People don`t analyse cheap speakers like I have here. Usually you get what you pay for and most buyers go in with similar expectations. The a106 is ridiculously cheap for what you get, many far more expensive speakers fail to match it`s extensive feature set. But a portable speaker`s prime quality will always be sound quality, of course that`s the main reason why buyers will get one in the first place. As an upgrade to a laptop or smartphone, the a106 is far superior if only for the volume boost alone. But that`s the thing, the a106 is a great device but only a mediocre speaker. While I would personally save up a few more dollars to purchase a more expensive model, for just $35, average sound quality suddenly becomes much more appealing. The a106 doesn`t make for a great computer speaker, nor will it improve upon your TV`s inbuilt speakers, but as an “on the go” companion, the a106`s price/performance is pretty hard to beat.
Accessories – 10/10, Simple packaging and a considerate amount of accessories make the a106 a great purchase for younger or first time users of portable speakers. The included aux cable is a great addition for those owning a few devices without wireless capabilities and the strap is especially secure.
Design – 9/10, The design is well styled and thoughtful. The strap mechanism is sturdy and convenient, the body is solid and moderate water resistance make the speaker all the more versatile. The speaker is easy to operate and the inclusion of a built in mic is very thoughtful. Batterylife is also exemplary which I`m sure outdoor users will appreciate. My only qualms is that rubber will inevitably get a bit tacky and the speaker can`t be fully submerged, otherwise the a106 is perfectly suited towards any active user.
Bass – 3.5/10, Lacking big time in extension with no sub-bass and rolled off mid-bass. Drums in particular have the snap just without the subsequent slam. Upper bass has decent presence granting the speakers some low end punch but bass lacks impact and texture overall.
Mids – 4.75/10, Very clear but lacking a little body. Decent detailing with great vocal presence and intelligibility. Will be bright for some and can sound hollow with poorly mastered recordings or low quality files.
Highs – 3.5/10, Decent quality with too much emphasis. Sounds harsh with most songs and harsh at all times when playing at high volumes. Stays out of the way during podcasts for the most part but can be grating on the ear when wind noise is present.

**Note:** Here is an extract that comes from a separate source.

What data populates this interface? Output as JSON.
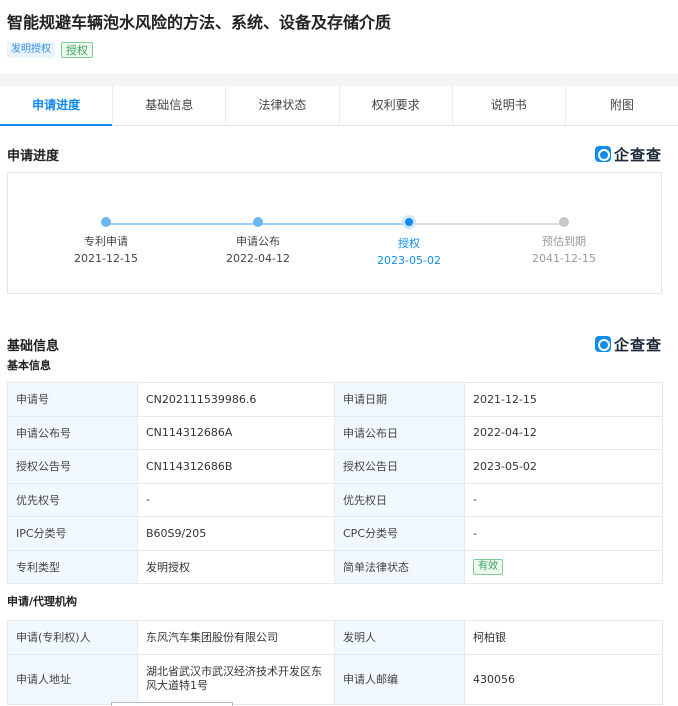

Value – 9.5/10, Despite the average audio performance, the a106 is still great value by virtue of it`s fantastic build and feature set alone. Again, it`s a great upgrade for smartphone or laptop users seeking more volume and will surely sound less harsh than these much smaller drivers. The a106 is especially versatile on account of its clear midrange.

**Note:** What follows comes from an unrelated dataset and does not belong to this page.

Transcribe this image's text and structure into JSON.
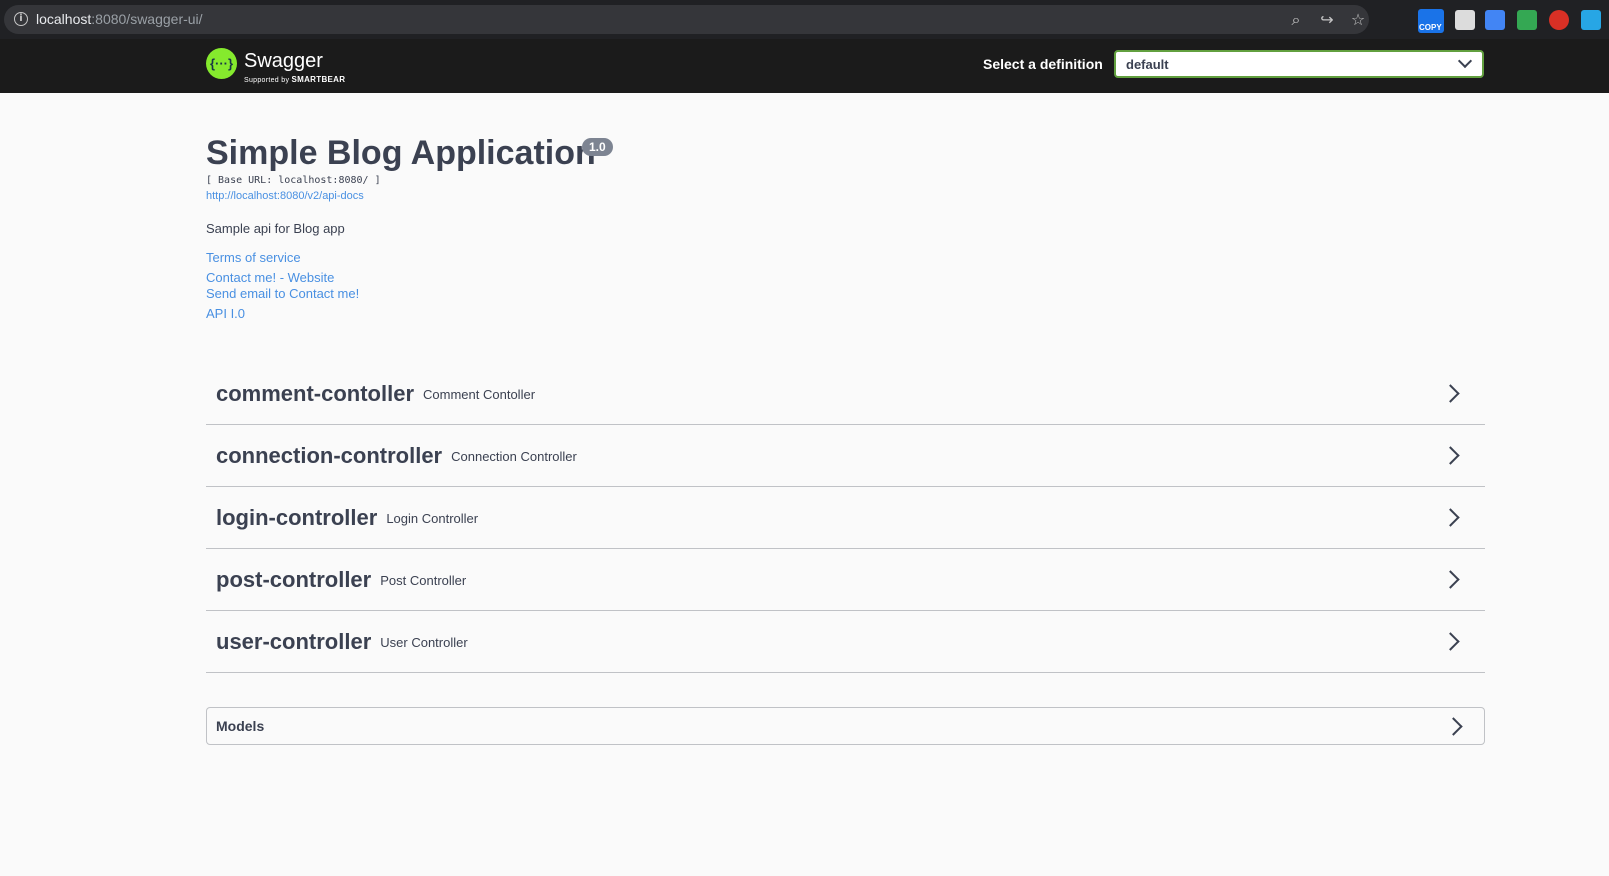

Overall – 6/10, Personally, I`m disappointed, because the a106 could have been a fantastic product; it`s a brilliantly designed and thoughtfully constructed speaker that`s unfortunately let down by harsh musical performance. Note musical performance, because for all else, the speaker absolutely hits its mark, anything vocal related especially, given the clarity of the a106`s midrange. For it`s intended uses, the speaker will impress with plenty of volume and a very clear sound, but for musical playback, the quality of that sound will likely leave you wanting. While the a106 is a convenience and value champ, it`ll still fail to best more expensive models in musical performance.